Even before this lengthy cut scene comes to a close, problems with the game begin to emerge.  The narration that tells the story of Starpoint Gemini is flat and unremarkable.  Indeed, the narrator rattles off the details of Gemini’s civil war with all the enthusiasm of a man reading a grocery list.  To make matters worse, there are problems with the grammar in this monologue.  I know, only piss ants poke fun at grammar.  However, glaring tense shifts within the same sentence of dialogue tend to raise a few red flags with me.  On the other hand, LGM Games is the development team of Croatia’s Intercorona Entertainment Production; perhaps there is some room for mercy when a character says “status” but the on-screen script reads “stasis”.

Since the demo does not include the game’s tutorial, Starpoint Gemini dropped me into the pilot’s seat of my ship without a clue how to do anything.  Fortunately, the gameplay is similar to that of the Starfleet Command series.  Flight occurs along a fixed two-dimensional plane within a three-dimensional world.  Unlike the SFC games, where ship-to-ship combat was often a slow and methodical duel, combat within Starpoint Gemini feels like being in a drunken knife fight with an equally inebriated Orangutan.  That is to say that the fights are fast, confused and would-be pilots are as likely to win through sheer luck as they are through any sense of skill or timing.  For my part, I just pointed the front of my ship at my target and mashed the “fire all weapons” button as much as I could.

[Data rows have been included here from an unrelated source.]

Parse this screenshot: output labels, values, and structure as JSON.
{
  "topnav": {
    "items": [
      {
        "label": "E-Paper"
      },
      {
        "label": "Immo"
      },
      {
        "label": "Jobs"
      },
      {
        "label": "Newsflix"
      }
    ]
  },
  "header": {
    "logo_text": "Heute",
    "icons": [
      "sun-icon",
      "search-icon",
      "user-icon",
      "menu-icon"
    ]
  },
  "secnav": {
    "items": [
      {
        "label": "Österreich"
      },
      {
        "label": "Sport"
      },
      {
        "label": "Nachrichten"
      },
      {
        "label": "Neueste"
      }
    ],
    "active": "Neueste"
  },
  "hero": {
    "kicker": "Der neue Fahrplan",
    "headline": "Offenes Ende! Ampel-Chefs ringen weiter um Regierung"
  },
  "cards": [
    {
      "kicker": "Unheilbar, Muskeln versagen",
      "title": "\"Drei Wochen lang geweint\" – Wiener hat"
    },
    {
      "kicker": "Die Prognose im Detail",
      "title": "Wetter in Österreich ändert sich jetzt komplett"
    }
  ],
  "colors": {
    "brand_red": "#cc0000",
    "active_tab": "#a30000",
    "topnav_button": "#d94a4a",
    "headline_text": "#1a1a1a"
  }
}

Despite the fact that NPCs revelled in taunting my ship’s antiquity, I still managed to blow up a few pirates.  And truth be told, the few kills that I made were quite satisfying.  After stumbling into these early victories, I wanted to learn some of Starpoint Gemini’s finer controls, as one is wont to do when they don’t have a clue what they are doing.  It turns out there are some tragic problems with key bindings in this game.  Despite using the default controls, things don’t always work.  When pressing ‘A’ to fire my primary weapons, my ship decided that it would release its lock on my current target.  Attempting to bring up my weapons’ firing arcs did nothing at all. Similarly, trying to fire my secondary weapons yielded a null event.  I can forgive a game for not making the button to trigger the jump drive, “J”, but broken key bindings?  Well that’s just sloppy.

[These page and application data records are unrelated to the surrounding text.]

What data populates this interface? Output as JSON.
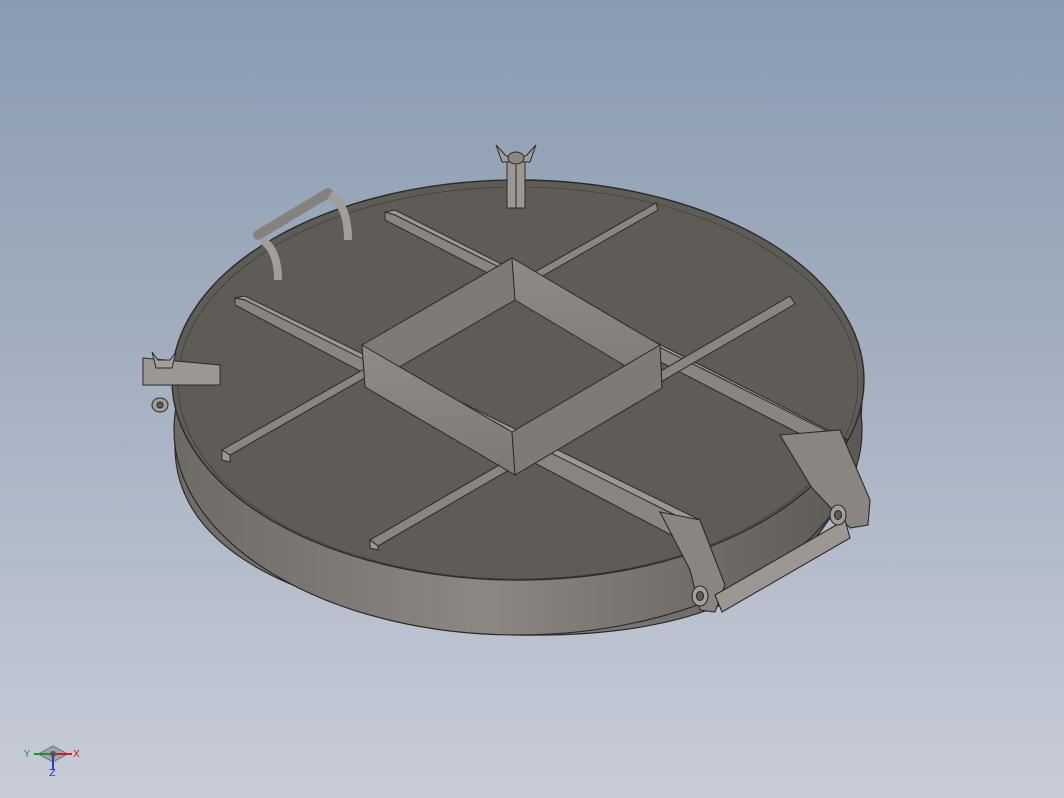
{
  "viewport": {
    "background_top": "#8a9bb0",
    "background_bottom": "#c8ccd8"
  },
  "model": {
    "face_color": "#5f5b57",
    "edge_color": "#2c2a28",
    "side_color": "#8a8580",
    "rib_face_color": "#8a8580"
  },
  "triad": {
    "x_label": "X",
    "y_label": "Y",
    "z_label": "Z",
    "x_color": "#d02020",
    "y_color": "#1a9a1a",
    "z_color": "#2040c0"
  }
}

Sloppy is also an excellent word to describe the game’s graphics.  Despite cranking everything to the highest setting, Starpoint Gemini looks like a game that should have been released ten years ago.  It certainly looks no better than 2006’s Star Trek: Legacy.  Dare I say, 2002’s Starfleet Command III would give Starpoint Gemini’s visuals a run for their money.  Although SPG’s ship design is interesting enough, the textures are wholly unattractive, the weapon effects look cartoony and the UI is as cumbersome as it is byzantine.  Oh and did I mention that the thing that you use to jump from one sector to another within the Gemini system looks like the inner workings of that machine from Contact?  I could almost see Jodie Foster inside the little pod that rests at the core of SPG’s creatively bankrupt answer to a mass relay.

In fairness, Starpoint Gemini does boast a lot of interesting features: fifty sectors to explore, free DLC, a robust economy, rich skill trees, unique abilities for every ship in the game and a variety of in-game professions from bounty hunting to mining. Sadly, I didn’t see any of that in the demo.  All the demo does is present buggy gameplay that seems to be the antithesis of what I expected in a  starship combat game.  To make matters worse, the in-game voice acting has less endurance than a constantly clicked peasant in Warcraft 2. Adding insult to injury, Starpoint Gemini’s graphics are so dated as to border on downright crappy.   Currently priced at $28.56 on Impluse and Direct2Drive, I didn’t see a thing in the demo that would motivate me to pay for this game.

Perhaps the full version of Starpoint Gemini addresses the flaws of the demo.  If that’s the case, LGM Games needs to revise its business model.  In my mind, game demos are like a first date.  A person can be great in bed, but they will never get to show off that talent if their first impression is akin to a projectile vomit all over their date’s shoes.

Verdict:  Try it yourself but you won’t see me paying for this game.